• **About this task**
Could you show all lines in the entries below that contain the string "JSON"?

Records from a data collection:

################

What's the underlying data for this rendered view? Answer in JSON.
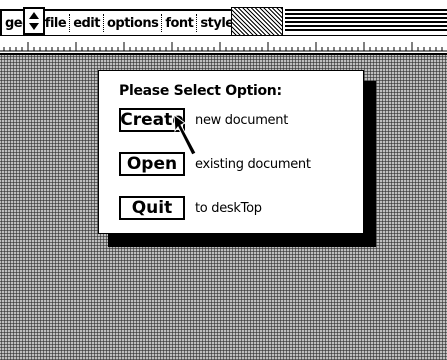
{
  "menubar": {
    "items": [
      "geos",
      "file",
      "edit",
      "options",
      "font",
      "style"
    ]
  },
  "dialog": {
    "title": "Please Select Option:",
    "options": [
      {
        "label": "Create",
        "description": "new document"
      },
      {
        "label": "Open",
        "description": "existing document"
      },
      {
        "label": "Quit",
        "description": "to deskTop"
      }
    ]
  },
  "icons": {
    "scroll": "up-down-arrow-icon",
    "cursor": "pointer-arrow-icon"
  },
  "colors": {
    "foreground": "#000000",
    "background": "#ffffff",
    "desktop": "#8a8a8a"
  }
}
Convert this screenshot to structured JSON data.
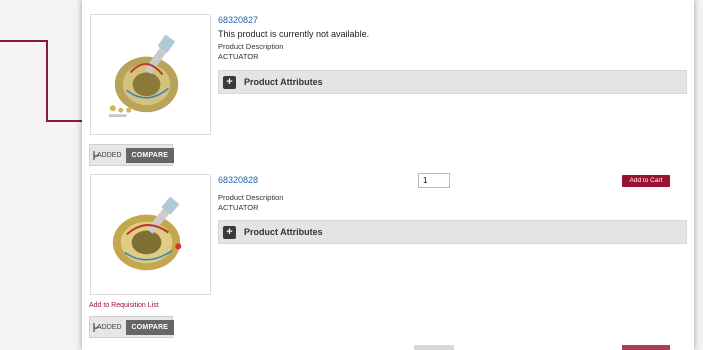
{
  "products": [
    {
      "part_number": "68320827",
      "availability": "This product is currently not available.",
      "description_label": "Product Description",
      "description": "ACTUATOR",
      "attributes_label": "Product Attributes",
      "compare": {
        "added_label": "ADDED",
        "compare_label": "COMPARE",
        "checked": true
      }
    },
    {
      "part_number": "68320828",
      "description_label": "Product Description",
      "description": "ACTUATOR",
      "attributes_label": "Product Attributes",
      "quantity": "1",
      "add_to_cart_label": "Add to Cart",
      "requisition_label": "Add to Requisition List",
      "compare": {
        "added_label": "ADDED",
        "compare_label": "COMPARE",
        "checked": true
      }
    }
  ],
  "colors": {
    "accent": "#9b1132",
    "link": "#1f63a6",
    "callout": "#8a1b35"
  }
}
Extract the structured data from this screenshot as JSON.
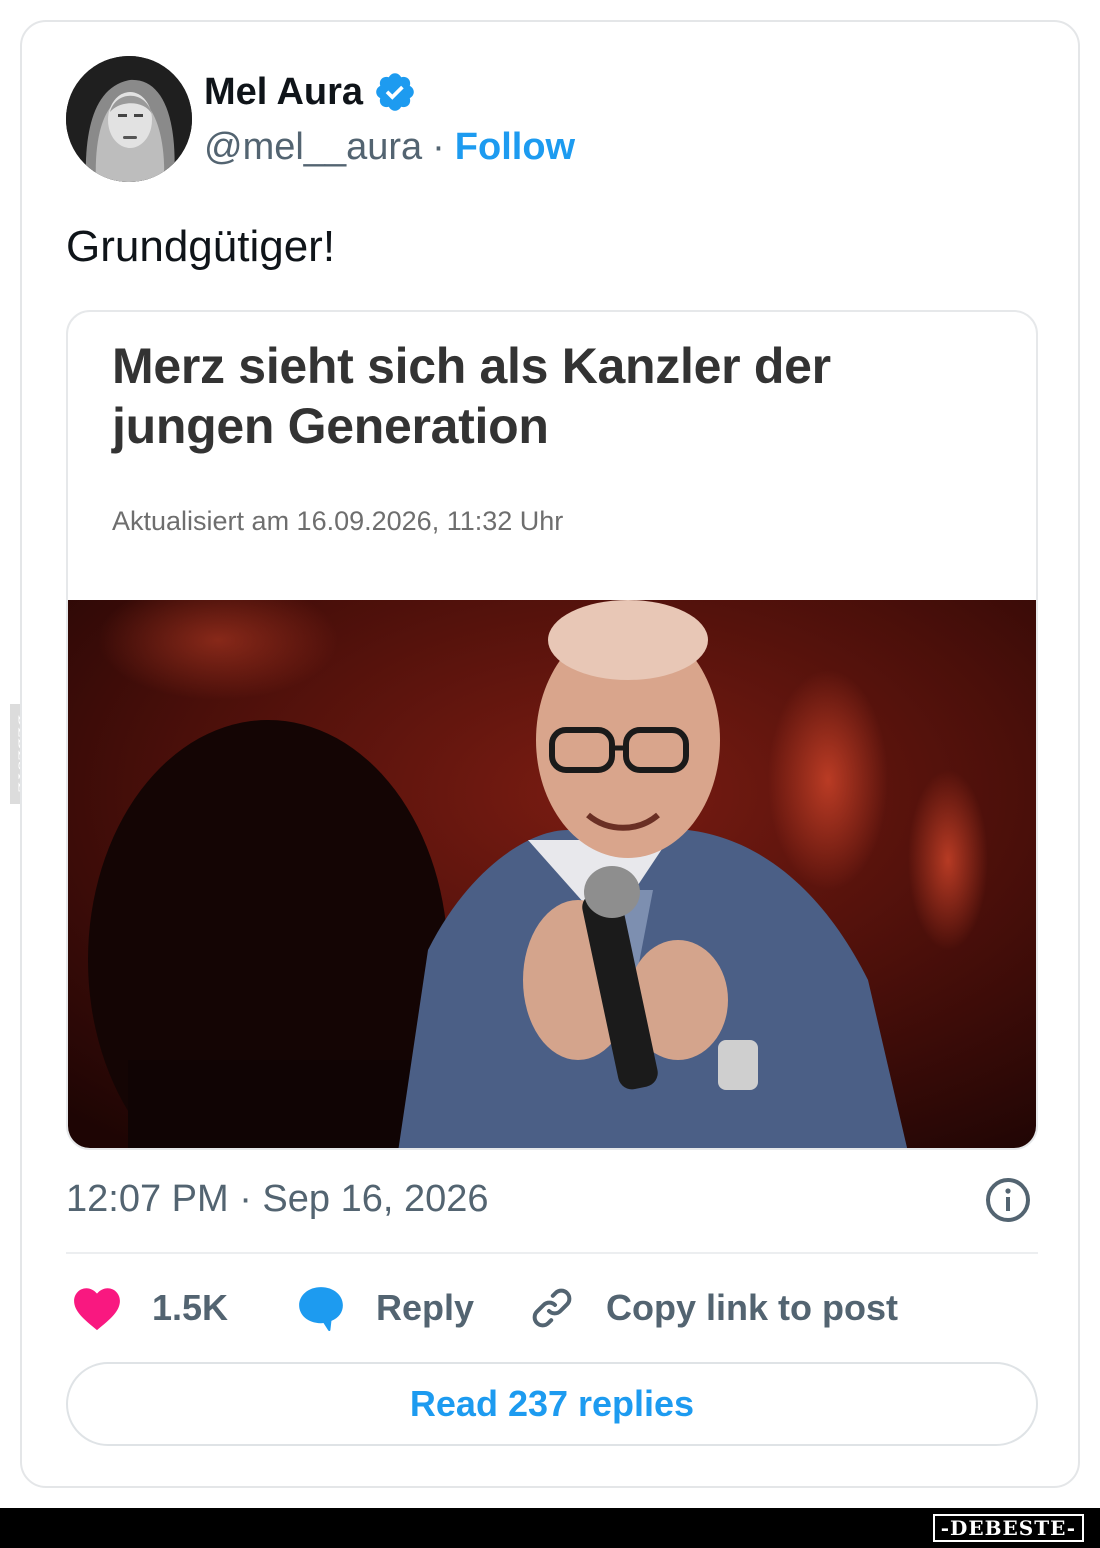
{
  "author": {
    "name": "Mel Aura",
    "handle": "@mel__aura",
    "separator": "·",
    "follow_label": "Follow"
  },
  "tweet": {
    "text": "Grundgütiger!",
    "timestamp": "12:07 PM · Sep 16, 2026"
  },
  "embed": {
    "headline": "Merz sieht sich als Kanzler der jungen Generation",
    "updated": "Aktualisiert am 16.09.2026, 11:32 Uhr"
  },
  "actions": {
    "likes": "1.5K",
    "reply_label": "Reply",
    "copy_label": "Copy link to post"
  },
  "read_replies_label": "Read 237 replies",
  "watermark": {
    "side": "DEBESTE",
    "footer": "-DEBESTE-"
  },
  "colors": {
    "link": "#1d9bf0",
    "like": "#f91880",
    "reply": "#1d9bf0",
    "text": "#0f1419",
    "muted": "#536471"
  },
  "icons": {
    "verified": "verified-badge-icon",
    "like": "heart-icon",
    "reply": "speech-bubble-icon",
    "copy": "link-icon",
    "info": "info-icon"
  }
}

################

• **Exercise response**
What's the underlying data for this rendered view? Answer in JSON.
Convert this screenshot to structured JSON data.
Extract the structured data from this screenshot as JSON.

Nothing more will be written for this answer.